_TRY IT_.
Each line of the data below that holds the word "label" is to be reported in full.

_THE INPUT_.
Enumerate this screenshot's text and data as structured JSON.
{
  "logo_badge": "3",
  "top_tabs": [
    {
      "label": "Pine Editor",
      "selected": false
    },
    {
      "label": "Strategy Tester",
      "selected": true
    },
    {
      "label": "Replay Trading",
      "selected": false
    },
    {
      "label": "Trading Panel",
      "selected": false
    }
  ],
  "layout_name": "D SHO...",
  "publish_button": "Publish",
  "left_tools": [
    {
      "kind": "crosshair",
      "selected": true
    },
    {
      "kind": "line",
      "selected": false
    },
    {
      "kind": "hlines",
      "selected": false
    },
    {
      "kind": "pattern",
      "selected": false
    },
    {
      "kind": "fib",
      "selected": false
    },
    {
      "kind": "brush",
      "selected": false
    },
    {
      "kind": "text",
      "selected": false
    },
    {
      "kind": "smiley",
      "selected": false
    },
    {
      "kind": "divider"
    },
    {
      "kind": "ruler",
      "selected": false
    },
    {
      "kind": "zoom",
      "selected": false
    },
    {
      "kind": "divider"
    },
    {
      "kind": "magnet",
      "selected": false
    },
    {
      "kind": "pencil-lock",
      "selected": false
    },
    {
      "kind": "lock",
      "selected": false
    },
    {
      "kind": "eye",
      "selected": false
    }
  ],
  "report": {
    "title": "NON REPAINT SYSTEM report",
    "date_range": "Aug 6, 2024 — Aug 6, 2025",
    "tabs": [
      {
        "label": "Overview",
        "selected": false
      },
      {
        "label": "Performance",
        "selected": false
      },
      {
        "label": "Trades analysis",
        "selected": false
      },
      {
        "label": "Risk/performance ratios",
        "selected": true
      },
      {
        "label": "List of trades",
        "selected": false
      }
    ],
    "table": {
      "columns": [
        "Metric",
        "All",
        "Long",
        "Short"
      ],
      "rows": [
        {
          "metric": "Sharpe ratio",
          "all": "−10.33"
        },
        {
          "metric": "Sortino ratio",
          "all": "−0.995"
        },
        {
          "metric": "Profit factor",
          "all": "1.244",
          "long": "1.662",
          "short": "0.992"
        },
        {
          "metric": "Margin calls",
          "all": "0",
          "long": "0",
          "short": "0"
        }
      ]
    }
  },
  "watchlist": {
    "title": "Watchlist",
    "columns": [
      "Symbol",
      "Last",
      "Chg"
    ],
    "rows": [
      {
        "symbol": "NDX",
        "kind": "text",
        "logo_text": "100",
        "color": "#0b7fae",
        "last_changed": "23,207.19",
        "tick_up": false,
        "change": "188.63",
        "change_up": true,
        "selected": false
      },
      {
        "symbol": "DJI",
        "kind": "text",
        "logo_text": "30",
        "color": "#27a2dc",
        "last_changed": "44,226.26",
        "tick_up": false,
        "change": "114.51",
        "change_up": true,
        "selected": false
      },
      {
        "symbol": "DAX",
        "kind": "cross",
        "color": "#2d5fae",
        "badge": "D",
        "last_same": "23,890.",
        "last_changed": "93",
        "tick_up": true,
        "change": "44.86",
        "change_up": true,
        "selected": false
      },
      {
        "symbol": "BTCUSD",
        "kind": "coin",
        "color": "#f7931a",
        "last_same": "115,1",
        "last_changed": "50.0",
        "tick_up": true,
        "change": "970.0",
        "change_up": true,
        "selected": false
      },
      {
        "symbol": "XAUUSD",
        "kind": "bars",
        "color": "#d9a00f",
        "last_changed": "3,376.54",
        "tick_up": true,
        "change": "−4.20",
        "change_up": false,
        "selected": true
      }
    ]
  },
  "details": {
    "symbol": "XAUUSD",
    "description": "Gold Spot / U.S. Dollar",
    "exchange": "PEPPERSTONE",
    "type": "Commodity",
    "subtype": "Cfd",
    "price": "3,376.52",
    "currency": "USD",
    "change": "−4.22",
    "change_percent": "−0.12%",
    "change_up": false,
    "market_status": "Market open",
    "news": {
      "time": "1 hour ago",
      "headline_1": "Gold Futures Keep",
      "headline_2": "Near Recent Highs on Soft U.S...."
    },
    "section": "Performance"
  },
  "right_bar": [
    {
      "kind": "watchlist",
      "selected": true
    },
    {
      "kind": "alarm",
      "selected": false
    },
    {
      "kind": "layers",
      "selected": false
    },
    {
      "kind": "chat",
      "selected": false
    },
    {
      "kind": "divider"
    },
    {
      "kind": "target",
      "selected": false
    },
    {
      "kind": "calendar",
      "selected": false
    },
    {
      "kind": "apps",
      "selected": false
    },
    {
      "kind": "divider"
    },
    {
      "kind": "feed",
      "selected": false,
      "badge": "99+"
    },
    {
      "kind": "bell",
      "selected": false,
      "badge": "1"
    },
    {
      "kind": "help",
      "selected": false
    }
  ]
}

_RESULT FOR THIS EXERCISE_.
      "label": "Pine Editor",
      "label": "Strategy Tester",
      "label": "Replay Trading",
      "label": "Trading Panel",
        "label": "Overview",
        "label": "Performance",
        "label": "Trades analysis",
        "label": "Risk/performance ratios",
        "label": "List of trades",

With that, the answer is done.